• **WORK ITEM**
Pictures aside, every line of the listing should be given again exactly.

╭─ DATA SECTION

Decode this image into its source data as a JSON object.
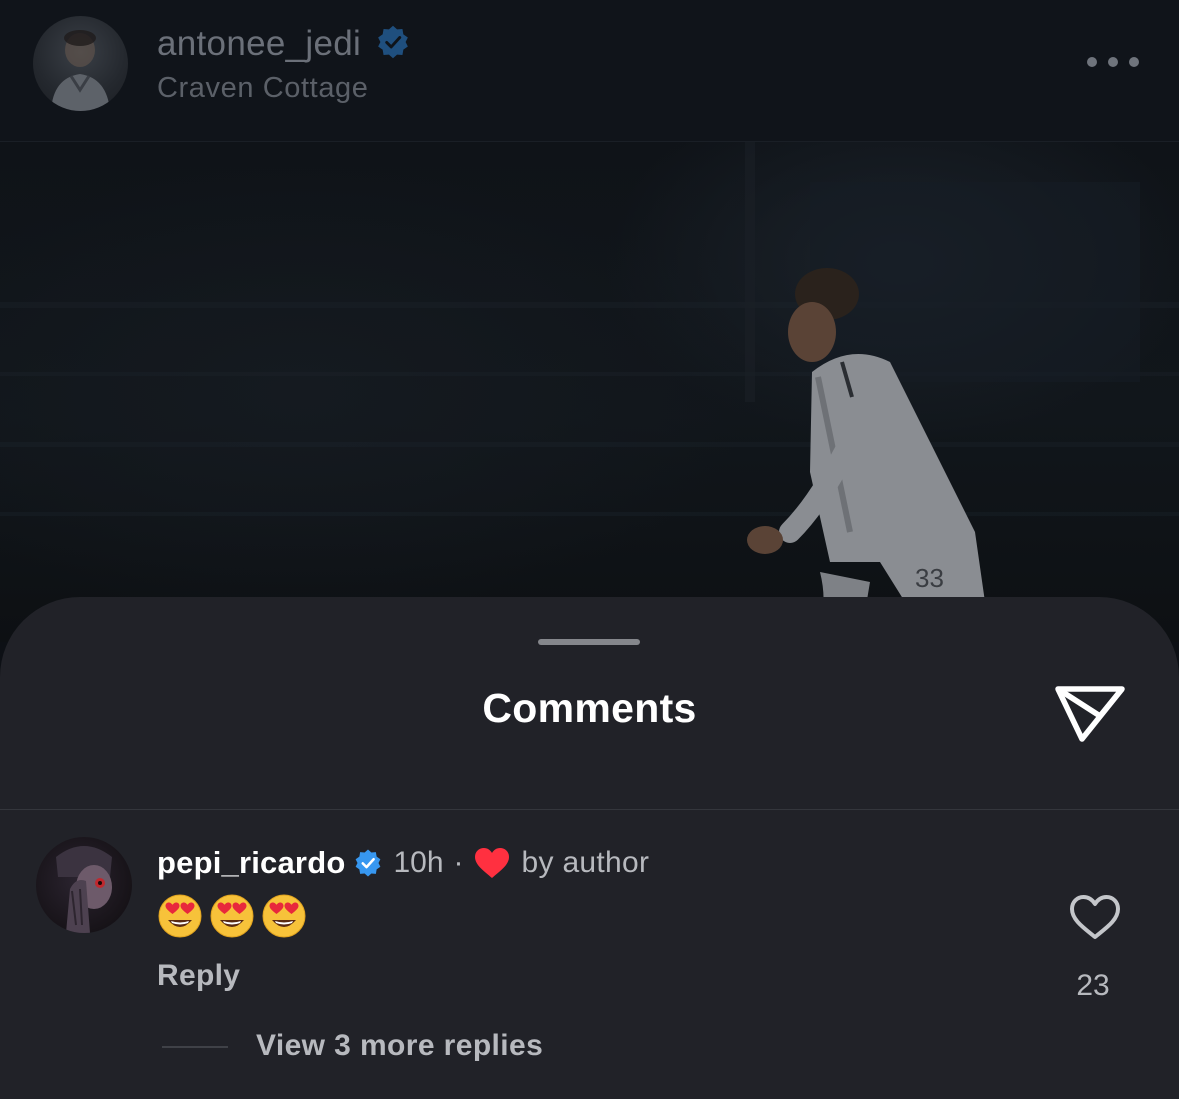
{
  "post": {
    "username": "antonee_jedi",
    "location": "Craven Cottage",
    "verified": true
  },
  "comments_sheet": {
    "title": "Comments"
  },
  "comment": {
    "username": "pepi_ricardo",
    "verified": true,
    "time": "10h",
    "separator": "·",
    "liked_by_author_label": "by author",
    "text_emojis": [
      "heart-eyes-emoji",
      "heart-eyes-emoji",
      "heart-eyes-emoji"
    ],
    "reply_label": "Reply",
    "like_count": "23",
    "view_replies_label": "View 3 more replies"
  },
  "colors": {
    "sheet_background": "#212228",
    "verified_badge": "#3797f0",
    "liked_heart": "#ff3040",
    "secondary_text": "#b7b9be"
  },
  "icons": {
    "more": "more-horizontal-icon",
    "share": "paper-plane-icon",
    "like": "heart-outline-icon",
    "verified": "verified-badge-icon"
  }
}
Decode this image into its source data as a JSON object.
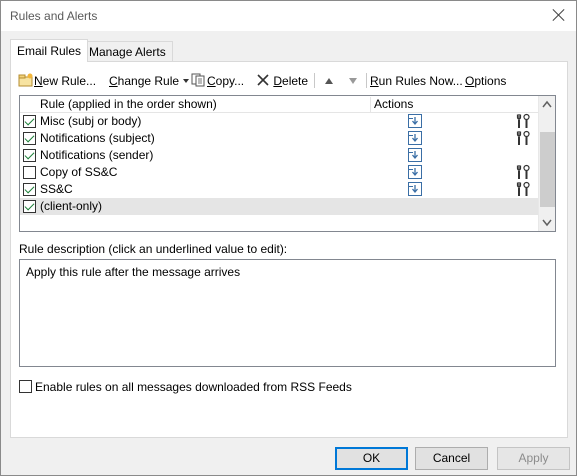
{
  "window": {
    "title": "Rules and Alerts"
  },
  "tabs": [
    {
      "label": "Email Rules",
      "active": true
    },
    {
      "label": "Manage Alerts",
      "active": false
    }
  ],
  "toolbar": {
    "new_rule": "New Rule...",
    "change_rule": "Change Rule",
    "copy": "Copy...",
    "delete": "Delete",
    "run_rules_now": "Run Rules Now...",
    "options": "Options"
  },
  "list": {
    "header_rule": "Rule (applied in the order shown)",
    "header_actions": "Actions",
    "rows": [
      {
        "name": "Misc (subj or body)",
        "checked": true,
        "action_icon": "move-to-folder-icon",
        "has_tool": true
      },
      {
        "name": "Notifications (subject)",
        "checked": true,
        "action_icon": "move-to-folder-icon",
        "has_tool": true
      },
      {
        "name": "Notifications (sender)",
        "checked": true,
        "action_icon": "move-to-folder-icon",
        "has_tool": false
      },
      {
        "name": "Copy of SS&C",
        "checked": false,
        "action_icon": "move-to-folder-icon",
        "has_tool": true
      },
      {
        "name": "SS&C",
        "checked": true,
        "action_icon": "move-to-folder-icon",
        "has_tool": true
      },
      {
        "name": "  (client-only)",
        "checked": true,
        "action_icon": "",
        "has_tool": false,
        "selected": true
      }
    ]
  },
  "description": {
    "label": "Rule description (click an underlined value to edit):",
    "text": "Apply this rule after the message arrives"
  },
  "rss": {
    "label": "Enable rules on all messages downloaded from RSS Feeds",
    "checked": false
  },
  "buttons": {
    "ok": "OK",
    "cancel": "Cancel",
    "apply": "Apply"
  },
  "colors": {
    "accent": "#0078d7",
    "check": "#1a7f37",
    "selected_row": "#e5e5e5"
  }
}
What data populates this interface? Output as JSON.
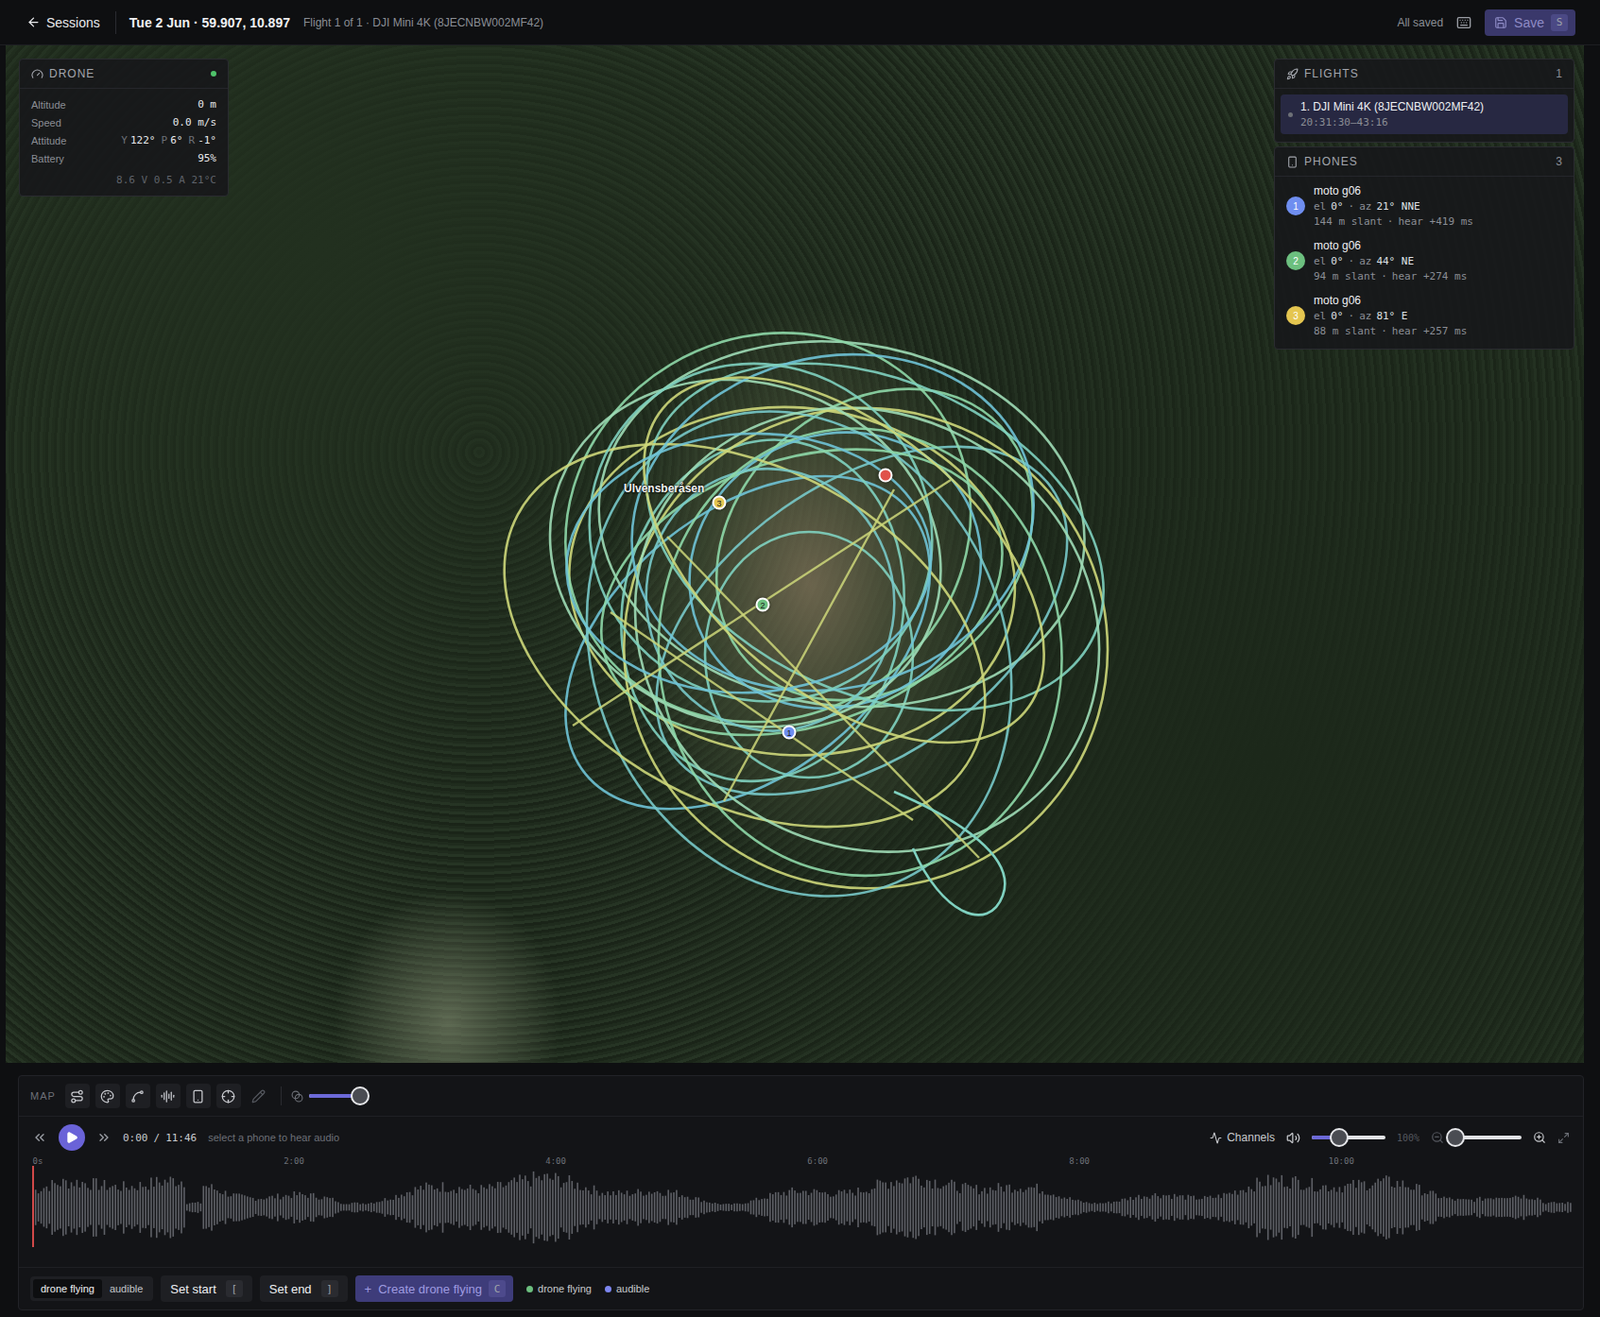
{
  "top_bar": {
    "back": "Sessions",
    "title": "Tue 2 Jun · 59.907, 10.897",
    "subtitle": "Flight 1 of 1 · DJI Mini 4K (8JECNBW002MF42)",
    "status": "All saved",
    "save": {
      "label": "Save",
      "key": "S",
      "disabled": true
    }
  },
  "drone_panel": {
    "title": "DRONE",
    "online": true,
    "rows": [
      {
        "label": "Altitude",
        "value": "0 m"
      },
      {
        "label": "Speed",
        "value": "0.0 m/s"
      },
      {
        "label": "Battery",
        "value": "95%"
      }
    ],
    "attitude": {
      "label": "Attitude",
      "axes": [
        {
          "axis": "Y",
          "value": "122°"
        },
        {
          "axis": "P",
          "value": "6°"
        },
        {
          "axis": "R",
          "value": "-1°"
        }
      ]
    },
    "footer": "8.6 V 0.5 A 21°C"
  },
  "flights_panel": {
    "title": "FLIGHTS",
    "count": "1",
    "items": [
      {
        "name": "1. DJI Mini 4K (8JECNBW002MF42)",
        "time": "20:31:30–43:16",
        "selected": true
      }
    ]
  },
  "phones_panel": {
    "title": "PHONES",
    "count": "3",
    "items": [
      {
        "number": "1",
        "color": "#6f8ef0",
        "name": "moto g06",
        "el_label": "el",
        "el": "0°",
        "sep": "·",
        "az_label": "az",
        "az": "21° NNE",
        "slant": "144 m slant",
        "hear": "hear +419 ms"
      },
      {
        "number": "2",
        "color": "#6cbf7f",
        "name": "moto g06",
        "el_label": "el",
        "el": "0°",
        "sep": "·",
        "az_label": "az",
        "az": "44° NE",
        "slant": "94 m slant",
        "hear": "hear +274 ms"
      },
      {
        "number": "3",
        "color": "#e5c650",
        "name": "moto g06",
        "el_label": "el",
        "el": "0°",
        "sep": "·",
        "az_label": "az",
        "az": "81° E",
        "slant": "88 m slant",
        "hear": "hear +257 ms"
      }
    ]
  },
  "map": {
    "place_label": "Ulvensberåsen",
    "drone_pin": {
      "color": "#e0524a"
    },
    "phone_pins": [
      {
        "number": "1",
        "color": "#6f8ef0"
      },
      {
        "number": "2",
        "color": "#6cbf7f"
      },
      {
        "number": "3",
        "color": "#e5c650"
      }
    ]
  },
  "toolbar": {
    "label": "MAP",
    "opacity_level": 1.0
  },
  "player": {
    "current": "0:00",
    "separator": "/",
    "total": "11:46",
    "hint": "select a phone to hear audio",
    "channels": "Channels",
    "volume_level": 0.37,
    "volume_reading": "100%",
    "zoom_level": 0.0,
    "playhead_level": 0.0
  },
  "timeline": {
    "ticks": [
      "0s",
      "2:00",
      "4:00",
      "6:00",
      "8:00",
      "10:00"
    ]
  },
  "bottom_bar": {
    "modes": [
      {
        "label": "drone flying",
        "selected": true
      },
      {
        "label": "audible",
        "selected": false
      }
    ],
    "set_start": {
      "label": "Set start",
      "key": "["
    },
    "set_end": {
      "label": "Set end",
      "key": "]"
    },
    "create": {
      "icon": "+",
      "label": "Create drone flying",
      "key": "C"
    },
    "legend": [
      {
        "label": "drone flying",
        "color": "#6cbf7f"
      },
      {
        "label": "audible",
        "color": "#7d86f0"
      }
    ]
  }
}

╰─

• **TASK RESPONSE**
Decode this image into its source data as a JSON object.
{
  "post": {
    "username": "antonee_jedi",
    "location": "Craven Cottage",
    "verified": true
  },
  "comments_sheet": {
    "title": "Comments"
  },
  "comment": {
    "username": "pepi_ricardo",
    "verified": true,
    "time": "10h",
    "separator": "·",
    "liked_by_author_label": "by author",
    "text_emojis": [
      "heart-eyes-emoji",
      "heart-eyes-emoji",
      "heart-eyes-emoji"
    ],
    "reply_label": "Reply",
    "like_count": "23",
    "view_replies_label": "View 3 more replies"
  },
  "colors": {
    "sheet_background": "#212228",
    "verified_badge": "#3797f0",
    "liked_heart": "#ff3040",
    "secondary_text": "#b7b9be"
  },
  "icons": {
    "more": "more-horizontal-icon",
    "share": "paper-plane-icon",
    "like": "heart-outline-icon",
    "verified": "verified-badge-icon"
  }
}
Decode this image into its source data as a JSON object.
{
  "window": {
    "title": "Rules and Alerts"
  },
  "tabs": [
    {
      "label": "Email Rules",
      "active": true
    },
    {
      "label": "Manage Alerts",
      "active": false
    }
  ],
  "toolbar": {
    "new_rule": "New Rule...",
    "change_rule": "Change Rule",
    "copy": "Copy...",
    "delete": "Delete",
    "run_rules_now": "Run Rules Now...",
    "options": "Options"
  },
  "list": {
    "header_rule": "Rule (applied in the order shown)",
    "header_actions": "Actions",
    "rows": [
      {
        "name": "Misc (subj or body)",
        "checked": true,
        "action_icon": "move-to-folder-icon",
        "has_tool": true
      },
      {
        "name": "Notifications (subject)",
        "checked": true,
        "action_icon": "move-to-folder-icon",
        "has_tool": true
      },
      {
        "name": "Notifications (sender)",
        "checked": true,
        "action_icon": "move-to-folder-icon",
        "has_tool": false
      },
      {
        "name": "Copy of SS&C",
        "checked": false,
        "action_icon": "move-to-folder-icon",
        "has_tool": true
      },
      {
        "name": "SS&C",
        "checked": true,
        "action_icon": "move-to-folder-icon",
        "has_tool": true
      },
      {
        "name": "  (client-only)",
        "checked": true,
        "action_icon": "",
        "has_tool": false,
        "selected": true
      }
    ]
  },
  "description": {
    "label": "Rule description (click an underlined value to edit):",
    "text": "Apply this rule after the message arrives"
  },
  "rss": {
    "label": "Enable rules on all messages downloaded from RSS Feeds",
    "checked": false
  },
  "buttons": {
    "ok": "OK",
    "cancel": "Cancel",
    "apply": "Apply"
  },
  "colors": {
    "accent": "#0078d7",
    "check": "#1a7f37",
    "selected_row": "#e5e5e5"
  }
}
What data populates this interface? Output as JSON.
{
  "top_bar": {
    "back": "Sessions",
    "title": "Tue 2 Jun · 59.907, 10.897",
    "subtitle": "Flight 1 of 1 · DJI Mini 4K (8JECNBW002MF42)",
    "status": "All saved",
    "save": {
      "label": "Save",
      "key": "S",
      "disabled": true
    }
  },
  "drone_panel": {
    "title": "DRONE",
    "online": true,
    "rows": [
      {
        "label": "Altitude",
        "value": "0 m"
      },
      {
        "label": "Speed",
        "value": "0.0 m/s"
      },
      {
        "label": "Battery",
        "value": "95%"
      }
    ],
    "attitude": {
      "label": "Attitude",
      "axes": [
        {
          "axis": "Y",
          "value": "122°"
        },
        {
          "axis": "P",
          "value": "6°"
        },
        {
          "axis": "R",
          "value": "-1°"
        }
      ]
    },
    "footer": "8.6 V 0.5 A 21°C"
  },
  "flights_panel": {
    "title": "FLIGHTS",
    "count": "1",
    "items": [
      {
        "name": "1. DJI Mini 4K (8JECNBW002MF42)",
        "time": "20:31:30–43:16",
        "selected": true
      }
    ]
  },
  "phones_panel": {
    "title": "PHONES",
    "count": "3",
    "items": [
      {
        "number": "1",
        "color": "#6f8ef0",
        "name": "moto g06",
        "el_label": "el",
        "el": "0°",
        "sep": "·",
        "az_label": "az",
        "az": "21° NNE",
        "slant": "144 m slant",
        "hear": "hear +419 ms"
      },
      {
        "number": "2",
        "color": "#6cbf7f",
        "name": "moto g06",
        "el_label": "el",
        "el": "0°",
        "sep": "·",
        "az_label": "az",
        "az": "44° NE",
        "slant": "94 m slant",
        "hear": "hear +274 ms"
      },
      {
        "number": "3",
        "color": "#e5c650",
        "name": "moto g06",
        "el_label": "el",
        "el": "0°",
        "sep": "·",
        "az_label": "az",
        "az": "81° E",
        "slant": "88 m slant",
        "hear": "hear +257 ms"
      }
    ]
  },
  "map": {
    "place_label": "Ulvensberåsen",
    "drone_pin": {
      "color": "#e0524a"
    },
    "phone_pins": [
      {
        "number": "1",
        "color": "#6f8ef0"
      },
      {
        "number": "2",
        "color": "#6cbf7f"
      },
      {
        "number": "3",
        "color": "#e5c650"
      }
    ]
  },
  "toolbar": {
    "label": "MAP",
    "opacity_level": 1.0
  },
  "player": {
    "current": "0:00",
    "separator": "/",
    "total": "11:46",
    "hint": "select a phone to hear audio",
    "channels": "Channels",
    "volume_level": 0.37,
    "volume_reading": "100%",
    "zoom_level": 0.0,
    "playhead_level": 0.0
  },
  "timeline": {
    "ticks": [
      "0s",
      "2:00",
      "4:00",
      "6:00",
      "8:00",
      "10:00"
    ]
  },
  "bottom_bar": {
    "modes": [
      {
        "label": "drone flying",
        "selected": true
      },
      {
        "label": "audible",
        "selected": false
      }
    ],
    "set_start": {
      "label": "Set start",
      "key": "["
    },
    "set_end": {
      "label": "Set end",
      "key": "]"
    },
    "create": {
      "icon": "+",
      "label": "Create drone flying",
      "key": "C"
    },
    "legend": [
      {
        "label": "drone flying",
        "color": "#6cbf7f"
      },
      {
        "label": "audible",
        "color": "#7d86f0"
      }
    ]
  }
}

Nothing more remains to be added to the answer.